In the holiday spirit of gift giving, it may be no surprise to find out that December is National Safe Toys and Gifts Awareness Month. Many of us purchase gifts for our friends and loved ones during the holidays, and may even be the ones helping Santa check off his gift giving list. As for me, one thing that always slows down my sleigh is not knowing what gifts to get for the little elves in my life. Children’s toy aisles and the many toys that fill them can be complex, expensive, and possibly unsafe. Although there are many toy options out there, there are a few ways to sift through those abundant toys to find the perfect and safe gift.
Here are some general guidelines to keep in mind when shopping for toys:
- Stuffed toys should be labeled as washable; toys made of fabric should also be labeled as flame resistant or flame retardant.
- Painted toys should have lead-free paint.
- Art materials should say non-toxic; crayons and paints should say ASTM D-4236 on the package meaning that they have been tested and evaluated as safe. (ASTM stands for American Society for Testing and Materials)
- Electronic toys should be labeled UL meaning that they meet the safety standards set by Underwriters Laboratories.
- Top items that may be considered unsafe include: deflated or broken balloons, small balls or other small parts/pieces, magnets (especially if high-powered), toys with ropes or cords, and toys with heating elements or loud noises. Other items that are considered non-toys that may be tempting for kids to play with are sharp scissors, matches, and fireworks.
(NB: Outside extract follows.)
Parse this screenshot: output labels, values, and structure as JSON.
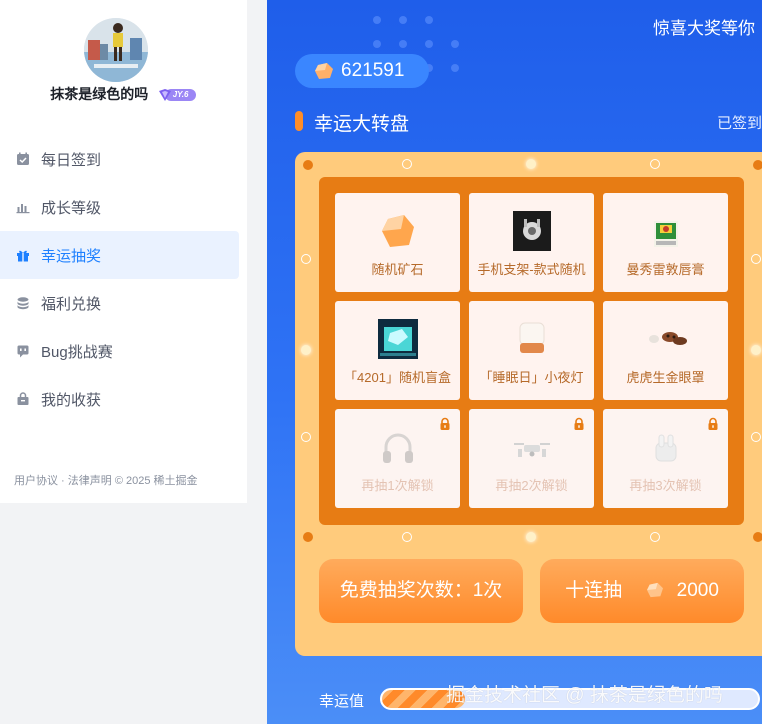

Now that we know what gifts to avoid, let’s talk about what items to look for. Keep in mind the child’s age and ability level. Most toy packaging will be labeled with the necessary information for you to make an informed choice. For infants, toddlers, and preschoolers, toys should be large enough so that they cannot be swallowed. A good way to determine this is to use a small-parts tester or a toilet paper roll as reference; if the item can fit through this, it is too small for a child at this age. Also, avoid toys with sharp edges or small parts that could easily break off, and be sure all batteries are secure within the toy if applicable.
Grade schoolers may be interested in more adventurous toys such as bikes, roller blades, skateboards, or toy darts or guns to name a few. It may be beneficial to purchase safety equipment to go along with the gift such as a helmet or protective padding, or ask another person to “split the bill” so that getting the item and the protective gear isn’t so expensive. Also, toy guns or darts should be brightly colored so that they are not mistaken as the real deal. If you are purchasing a toy for a child with special needs, choose toys that appeal to different senses such as movement, sound, and texture, and keep in mind the size and weight of the toy. You may also visit the AblePlay website for more special needs gift ideas.
Lastly, as much as we would like to use hand-me-down toys, they may not be the safest option for children. Although these toys may have sentimental value and are cost effective, they may not meet current safety standards or may be worn from previous play, having the potential to break and become a hazard.
Parents! Once the toys your child has received are in hand, here are a few tips once the gifts are open:
- Immediately discard plastic wrapping and other packaging so they don’t become a hazard.
- Keep toys appropriate for older children away from younger children.
- Supervise all battery charging as this may pose a threat of thermal burn to a young child.
- Throw away broken toys or repair them promptly.
- Check toys regularly for broken pieces, finger pinch points, or easily removable parts.
- Store outdoor equipment indoors when not in use so that they are not exposed to the elements.
Are you unsure if a product or toy is safe? Check out the U.S. Consumer Product Safety Commission or the Safe Kids Worldwide websites for information on recent product recalls.
‘Tis the season of gift giving! As I begin creating my holiday shopping list for the little elves I know, I’ll keep these tips in mind.
Health Tradition Health Plan